- [DATA EXCERPTS]:
═══
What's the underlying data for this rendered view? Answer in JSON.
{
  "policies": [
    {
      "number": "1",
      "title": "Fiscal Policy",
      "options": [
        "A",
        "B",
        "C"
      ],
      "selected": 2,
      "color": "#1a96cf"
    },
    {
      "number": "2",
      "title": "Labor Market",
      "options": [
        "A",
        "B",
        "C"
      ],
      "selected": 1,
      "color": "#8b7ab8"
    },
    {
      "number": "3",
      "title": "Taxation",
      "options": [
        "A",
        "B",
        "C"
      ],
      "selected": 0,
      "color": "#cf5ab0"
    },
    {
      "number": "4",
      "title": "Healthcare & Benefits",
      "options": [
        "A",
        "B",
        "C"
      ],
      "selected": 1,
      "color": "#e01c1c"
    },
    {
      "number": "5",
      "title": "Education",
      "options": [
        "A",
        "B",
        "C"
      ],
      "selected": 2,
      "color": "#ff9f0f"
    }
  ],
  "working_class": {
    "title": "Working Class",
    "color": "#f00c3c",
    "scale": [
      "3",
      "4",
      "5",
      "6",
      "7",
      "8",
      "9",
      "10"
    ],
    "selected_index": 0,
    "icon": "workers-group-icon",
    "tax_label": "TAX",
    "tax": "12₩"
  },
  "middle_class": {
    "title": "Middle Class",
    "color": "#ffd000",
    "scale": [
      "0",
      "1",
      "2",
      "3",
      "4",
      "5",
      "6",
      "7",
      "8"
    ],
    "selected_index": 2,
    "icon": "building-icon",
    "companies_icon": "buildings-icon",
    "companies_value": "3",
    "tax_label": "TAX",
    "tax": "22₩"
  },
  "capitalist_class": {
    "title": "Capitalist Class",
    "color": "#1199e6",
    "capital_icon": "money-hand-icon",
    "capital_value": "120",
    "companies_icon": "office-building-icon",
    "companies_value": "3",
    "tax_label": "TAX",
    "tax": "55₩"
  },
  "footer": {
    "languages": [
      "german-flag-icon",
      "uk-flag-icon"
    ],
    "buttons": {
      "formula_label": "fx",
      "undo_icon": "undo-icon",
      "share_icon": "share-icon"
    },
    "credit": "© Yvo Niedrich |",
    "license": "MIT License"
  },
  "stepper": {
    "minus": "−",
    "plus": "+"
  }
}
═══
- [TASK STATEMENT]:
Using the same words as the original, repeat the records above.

- [EXERCISE ANSWER]:
What's the underlying data for this rendered view? Answer in JSON.
{
  "policies": [
    {
      "number": "1",
      "title": "Fiscal Policy",
      "options": [
        "A",
        "B",
        "C"
      ],
      "selected": 2,
      "color": "#1a96cf"
    },
    {
      "number": "2",
      "title": "Labor Market",
      "options": [
        "A",
        "B",
        "C"
      ],
      "selected": 1,
      "color": "#8b7ab8"
    },
    {
      "number": "3",
      "title": "Taxation",
      "options": [
        "A",
        "B",
        "C"
      ],
      "selected": 0,
      "color": "#cf5ab0"
    },
    {
      "number": "4",
      "title": "Healthcare & Benefits",
      "options": [
        "A",
        "B",
        "C"
      ],
      "selected": 1,
      "color": "#e01c1c"
    },
    {
      "number": "5",
      "title": "Education",
      "options": [
        "A",
        "B",
        "C"
      ],
      "selected": 2,
      "color": "#ff9f0f"
    }
  ],
  "working_class": {
    "title": "Working Class",
    "color": "#f00c3c",
    "scale": [
      "3",
      "4",
      "5",
      "6",
      "7",
      "8",
      "9",
      "10"
    ],
    "selected_index": 0,
    "icon": "workers-group-icon",
    "tax_label": "TAX",
    "tax": "12₩"
  },
  "middle_class": {
    "title": "Middle Class",
    "color": "#ffd000",
    "scale": [
      "0",
      "1",
      "2",
      "3",
      "4",
      "5",
      "6",
      "7",
      "8"
    ],
    "selected_index": 2,
    "icon": "building-icon",
    "companies_icon": "buildings-icon",
    "companies_value": "3",
    "tax_label": "TAX",
    "tax": "22₩"
  },
  "capitalist_class": {
    "title": "Capitalist Class",
    "color": "#1199e6",
    "capital_icon": "money-hand-icon",
    "capital_value": "120",
    "companies_icon": "office-building-icon",
    "companies_value": "3",
    "tax_label": "TAX",
    "tax": "55₩"
  },
  "footer": {
    "languages": [
      "german-flag-icon",
      "uk-flag-icon"
    ],
    "buttons": {
      "formula_label": "fx",
      "undo_icon": "undo-icon",
      "share_icon": "share-icon"
    },
    "credit": "© Yvo Niedrich |",
    "license": "MIT License"
  },
  "stepper": {
    "minus": "−",
    "plus": "+"
  }
}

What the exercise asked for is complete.